USDA Contributions to Dairying
In an effort to improve the quality of American dairy products and to make them more acceptable abroad, the Bureau of Animal Industry of the United States Department of Agriculture (USDA) established the Division of Agrostology and the Dairy Division in 1895.
Scientists in the Division of Agrostology studied the effects of forage grasses on the flavor, odor, and quality of milk and milk products. The watercolor drawing on the left depicts different types of pasture grasses.
The early work of the Dairy Division consisted primarily of collecting and disseminating information. In response to surveys, the division issued bulletins on subjects of particular interest to the dairy industry such as "The Dairy Herd: Its Formation and Management." There was also a series of articles for the dairy farmer about the work of USDA in the Yearbook of Agriculture, 1897.
In addition to education, regulations were necessary to ensure a safe food supply. With the passage of the Meat Inspection Act of 1890 and amendment of 1906, Congress authorized USDA inspectors to enforce standards of sanitation and hygiene in the meat and dairy industries.
An important tool utilized by USDA Dairy Division inspectors was a score card.
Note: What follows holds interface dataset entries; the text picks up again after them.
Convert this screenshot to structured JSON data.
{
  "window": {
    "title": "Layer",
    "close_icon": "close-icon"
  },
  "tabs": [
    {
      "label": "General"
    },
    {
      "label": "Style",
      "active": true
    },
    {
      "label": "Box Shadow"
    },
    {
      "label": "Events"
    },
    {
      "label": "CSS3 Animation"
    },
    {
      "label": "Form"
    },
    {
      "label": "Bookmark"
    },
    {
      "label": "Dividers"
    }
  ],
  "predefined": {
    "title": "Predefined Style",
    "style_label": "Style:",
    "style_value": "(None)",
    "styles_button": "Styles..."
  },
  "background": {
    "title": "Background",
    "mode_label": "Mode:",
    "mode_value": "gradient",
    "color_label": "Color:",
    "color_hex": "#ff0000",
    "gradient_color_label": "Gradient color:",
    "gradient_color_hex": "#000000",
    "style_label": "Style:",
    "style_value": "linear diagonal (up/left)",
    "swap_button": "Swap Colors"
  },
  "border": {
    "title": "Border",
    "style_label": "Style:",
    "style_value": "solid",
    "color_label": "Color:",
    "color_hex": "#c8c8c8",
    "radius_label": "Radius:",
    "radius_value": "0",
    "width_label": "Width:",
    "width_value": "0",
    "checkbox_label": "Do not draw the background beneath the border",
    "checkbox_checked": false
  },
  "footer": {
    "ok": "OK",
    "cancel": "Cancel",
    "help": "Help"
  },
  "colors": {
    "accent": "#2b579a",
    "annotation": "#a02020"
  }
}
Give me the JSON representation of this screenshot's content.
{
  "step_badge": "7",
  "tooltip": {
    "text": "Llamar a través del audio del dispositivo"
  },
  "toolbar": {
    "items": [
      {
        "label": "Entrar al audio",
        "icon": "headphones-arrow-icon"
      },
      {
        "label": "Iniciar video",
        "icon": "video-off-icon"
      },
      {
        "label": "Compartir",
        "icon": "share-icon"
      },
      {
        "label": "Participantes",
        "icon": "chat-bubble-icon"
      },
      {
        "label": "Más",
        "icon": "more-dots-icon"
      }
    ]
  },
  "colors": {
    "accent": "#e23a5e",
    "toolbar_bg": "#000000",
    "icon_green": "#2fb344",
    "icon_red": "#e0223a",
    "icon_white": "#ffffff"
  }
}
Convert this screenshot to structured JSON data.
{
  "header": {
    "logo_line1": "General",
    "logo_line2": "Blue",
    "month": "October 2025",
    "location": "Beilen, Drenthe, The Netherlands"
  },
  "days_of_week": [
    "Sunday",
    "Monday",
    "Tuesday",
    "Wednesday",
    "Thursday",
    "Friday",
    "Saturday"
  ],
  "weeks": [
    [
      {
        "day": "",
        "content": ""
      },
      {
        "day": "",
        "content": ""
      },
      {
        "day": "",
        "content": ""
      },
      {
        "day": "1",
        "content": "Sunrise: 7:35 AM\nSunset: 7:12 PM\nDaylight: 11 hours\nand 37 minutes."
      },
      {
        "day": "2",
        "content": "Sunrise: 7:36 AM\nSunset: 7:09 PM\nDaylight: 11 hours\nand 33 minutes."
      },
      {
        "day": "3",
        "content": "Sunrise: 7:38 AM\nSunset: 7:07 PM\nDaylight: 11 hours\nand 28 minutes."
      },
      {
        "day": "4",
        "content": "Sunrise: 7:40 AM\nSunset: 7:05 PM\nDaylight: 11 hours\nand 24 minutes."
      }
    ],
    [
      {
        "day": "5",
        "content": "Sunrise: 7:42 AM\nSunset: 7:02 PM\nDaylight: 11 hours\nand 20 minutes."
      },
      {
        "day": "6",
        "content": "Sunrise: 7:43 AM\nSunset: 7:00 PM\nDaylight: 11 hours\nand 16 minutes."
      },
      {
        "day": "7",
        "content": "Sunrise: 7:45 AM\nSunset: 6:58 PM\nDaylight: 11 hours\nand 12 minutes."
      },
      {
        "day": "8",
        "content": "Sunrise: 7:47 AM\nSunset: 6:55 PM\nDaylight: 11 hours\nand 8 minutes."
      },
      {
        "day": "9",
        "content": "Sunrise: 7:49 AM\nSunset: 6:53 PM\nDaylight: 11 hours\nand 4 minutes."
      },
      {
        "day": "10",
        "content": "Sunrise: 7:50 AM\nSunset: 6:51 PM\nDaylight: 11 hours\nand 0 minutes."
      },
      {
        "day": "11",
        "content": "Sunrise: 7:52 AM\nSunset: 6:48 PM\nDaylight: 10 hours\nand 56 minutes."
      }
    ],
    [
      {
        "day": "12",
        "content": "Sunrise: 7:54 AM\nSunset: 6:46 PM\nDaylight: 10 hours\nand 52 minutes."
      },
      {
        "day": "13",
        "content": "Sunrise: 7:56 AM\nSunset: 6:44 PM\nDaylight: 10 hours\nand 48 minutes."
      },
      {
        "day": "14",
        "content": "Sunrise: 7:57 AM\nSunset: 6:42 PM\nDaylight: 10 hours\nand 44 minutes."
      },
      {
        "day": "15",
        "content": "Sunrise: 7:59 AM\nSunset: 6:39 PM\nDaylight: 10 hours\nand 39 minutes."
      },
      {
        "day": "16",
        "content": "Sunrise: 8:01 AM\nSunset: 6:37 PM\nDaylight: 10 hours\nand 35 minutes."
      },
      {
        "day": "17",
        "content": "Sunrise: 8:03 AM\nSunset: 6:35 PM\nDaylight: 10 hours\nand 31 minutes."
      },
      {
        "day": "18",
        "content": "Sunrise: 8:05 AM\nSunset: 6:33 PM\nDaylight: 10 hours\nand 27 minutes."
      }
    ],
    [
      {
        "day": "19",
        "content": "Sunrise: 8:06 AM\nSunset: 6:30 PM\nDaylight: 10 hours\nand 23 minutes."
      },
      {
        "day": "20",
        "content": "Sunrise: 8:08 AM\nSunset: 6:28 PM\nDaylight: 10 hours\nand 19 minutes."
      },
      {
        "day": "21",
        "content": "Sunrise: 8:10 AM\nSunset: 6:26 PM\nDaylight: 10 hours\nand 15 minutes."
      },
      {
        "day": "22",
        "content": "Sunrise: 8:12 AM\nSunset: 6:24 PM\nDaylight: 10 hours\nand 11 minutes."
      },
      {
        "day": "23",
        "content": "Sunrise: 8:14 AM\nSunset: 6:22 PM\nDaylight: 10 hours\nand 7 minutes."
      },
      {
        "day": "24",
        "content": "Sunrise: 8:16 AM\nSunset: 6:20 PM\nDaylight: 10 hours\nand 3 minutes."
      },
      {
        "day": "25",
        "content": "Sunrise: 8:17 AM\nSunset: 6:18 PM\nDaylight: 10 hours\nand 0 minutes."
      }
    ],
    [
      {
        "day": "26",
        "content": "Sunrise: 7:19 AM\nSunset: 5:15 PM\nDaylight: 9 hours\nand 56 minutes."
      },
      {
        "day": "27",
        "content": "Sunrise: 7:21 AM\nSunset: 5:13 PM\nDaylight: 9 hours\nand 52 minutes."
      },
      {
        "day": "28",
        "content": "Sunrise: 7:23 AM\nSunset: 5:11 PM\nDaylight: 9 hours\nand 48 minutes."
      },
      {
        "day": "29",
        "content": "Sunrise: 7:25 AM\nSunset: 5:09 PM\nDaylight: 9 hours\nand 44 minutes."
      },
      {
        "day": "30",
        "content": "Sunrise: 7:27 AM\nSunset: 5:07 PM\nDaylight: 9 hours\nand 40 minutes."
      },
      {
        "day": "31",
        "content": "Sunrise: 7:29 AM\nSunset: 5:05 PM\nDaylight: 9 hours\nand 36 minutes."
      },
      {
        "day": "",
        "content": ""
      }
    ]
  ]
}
When the inspector visited dairy facilities, he filled out a form called a dairy score card to record the health of the herd, the cleanliness of the cows and of the utensils used for milking, the cleanliness of the employees, and the handling of the milk. A sample score card is shown at left.
To provide facilities for carrying on experimental work, the Bureau of Animal Industry purchased the farm at Beltsville, Maryland, in 1910. Of the 475 acres of land, 190 were assigned to the Dairy Division. The first major building erected was the large concrete dairy barn nearest to Powder Mill Road. By 1927 Animal Husbandry acquired 1,000 more acres. The aerial photograph below is a portion of the facility in Beltsville circa 1940s.
In 1916 the Department of Agriculture leased the Grove City Creamery in Grove City, Pennsylvania. There the Dairy Division conducted experimental work on the manufacturing of butter, condensed milk, cheeses, and other dairy products. Shown below is a photograph of the Creamery in 1919.
In 1919 the milk specialists of the Dairy Division began to organize educational milk campaigns in cities and in rural communities to deal with surpluses generated by the increased production of milk and dairy products during World War I. As a result of ongoing milk campaigns, substantial increases in consumption of milk occurred.
Also below is an advertisement for milk in the motion picture Milk For You and Me. Walter Johnson holds a milk bottle and straw at American League Ball Park, New York, April 1925.